### [Task]
Line by line, the data below should be set down unchanged, with images excluded.

START Study material

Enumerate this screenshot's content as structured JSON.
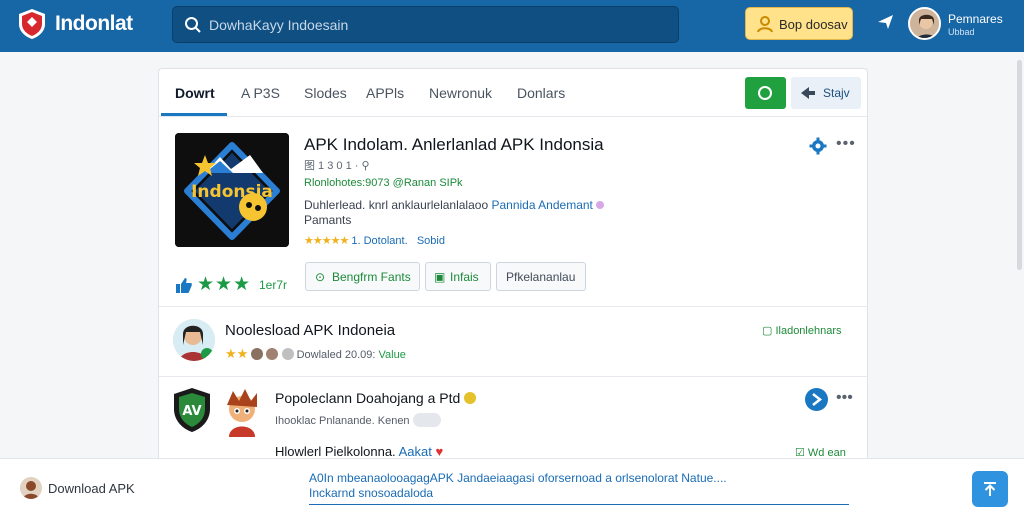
{
  "header": {
    "brand": "Indonlat",
    "search_placeholder": "DowhaKayy Indoesain",
    "download_label": "Bop doosav",
    "user_name": "Pemnares",
    "user_sub": "Ubbad"
  },
  "tabs": [
    {
      "label": "Dowrt"
    },
    {
      "label": "A P3S"
    },
    {
      "label": "Slodes"
    },
    {
      "label": "APPls"
    },
    {
      "label": "Newronuk"
    },
    {
      "label": "Donlars"
    }
  ],
  "tab_actions": {
    "stay_label": "Stajv"
  },
  "featured": {
    "title": "APK Indolam. Anlerlanlad APK Indonsia",
    "meta": "图 1 3 0 1 · ⚲",
    "dev": "Rlonlohotes:9073 @Ranan SIPk",
    "desc_1": "Duhlerlead. knrl anklaurlelanlalaoo",
    "desc_link": "Pannida Andemant",
    "desc_2": "Pamants",
    "rating_text": "1. Dotolant.",
    "rating_text2": "Sobid",
    "icon_text": "Indonsia",
    "rating_count": "1er7r",
    "chips": [
      "Bengfrm Fants",
      "Infais",
      "Pfkelananlau"
    ]
  },
  "list": [
    {
      "title": "Noolesload APK Indoneia",
      "meta": "Dowlaled 20.09:",
      "meta_tag": "Value",
      "tag": "Iladonlehnars"
    },
    {
      "title": "Popoleclann Doahojang a Ptd",
      "meta": "Ihooklac Pnlanande. Kenen",
      "sub_title": "Hlowlerl Pielkolonna.",
      "sub_link": "Aakat",
      "tag": "Wd ean"
    }
  ],
  "bottom": {
    "label": "Download APK",
    "text": "A0In mbeanaolooagagAPK Jandaeiaagasi oforsernoad a orlsenolorat Natue....\n Inckarnd snosoadaloda"
  },
  "colors": {
    "header": "#1766a6",
    "accent": "#1a78c2",
    "green": "#1d9a46",
    "star": "#f0b21a"
  }
}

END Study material

### [Expected answer]
Enumerate this screenshot's content as structured JSON.
{
  "header": {
    "brand": "Indonlat",
    "search_placeholder": "DowhaKayy Indoesain",
    "download_label": "Bop doosav",
    "user_name": "Pemnares",
    "user_sub": "Ubbad"
  },
  "tabs": [
    {
      "label": "Dowrt"
    },
    {
      "label": "A P3S"
    },
    {
      "label": "Slodes"
    },
    {
      "label": "APPls"
    },
    {
      "label": "Newronuk"
    },
    {
      "label": "Donlars"
    }
  ],
  "tab_actions": {
    "stay_label": "Stajv"
  },
  "featured": {
    "title": "APK Indolam. Anlerlanlad APK Indonsia",
    "meta": "图 1 3 0 1 · ⚲",
    "dev": "Rlonlohotes:9073 @Ranan SIPk",
    "desc_1": "Duhlerlead. knrl anklaurlelanlalaoo",
    "desc_link": "Pannida Andemant",
    "desc_2": "Pamants",
    "rating_text": "1. Dotolant.",
    "rating_text2": "Sobid",
    "icon_text": "Indonsia",
    "rating_count": "1er7r",
    "chips": [
      "Bengfrm Fants",
      "Infais",
      "Pfkelananlau"
    ]
  },
  "list": [
    {
      "title": "Noolesload APK Indoneia",
      "meta": "Dowlaled 20.09:",
      "meta_tag": "Value",
      "tag": "Iladonlehnars"
    },
    {
      "title": "Popoleclann Doahojang a Ptd",
      "meta": "Ihooklac Pnlanande. Kenen",
      "sub_title": "Hlowlerl Pielkolonna.",
      "sub_link": "Aakat",
      "tag": "Wd ean"
    }
  ],
  "bottom": {
    "label": "Download APK",
    "text": "A0In mbeanaolooagagAPK Jandaeiaagasi oforsernoad a orlsenolorat Natue....\n Inckarnd snosoadaloda"
  },
  "colors": {
    "header": "#1766a6",
    "accent": "#1a78c2",
    "green": "#1d9a46",
    "star": "#f0b21a"
  }
}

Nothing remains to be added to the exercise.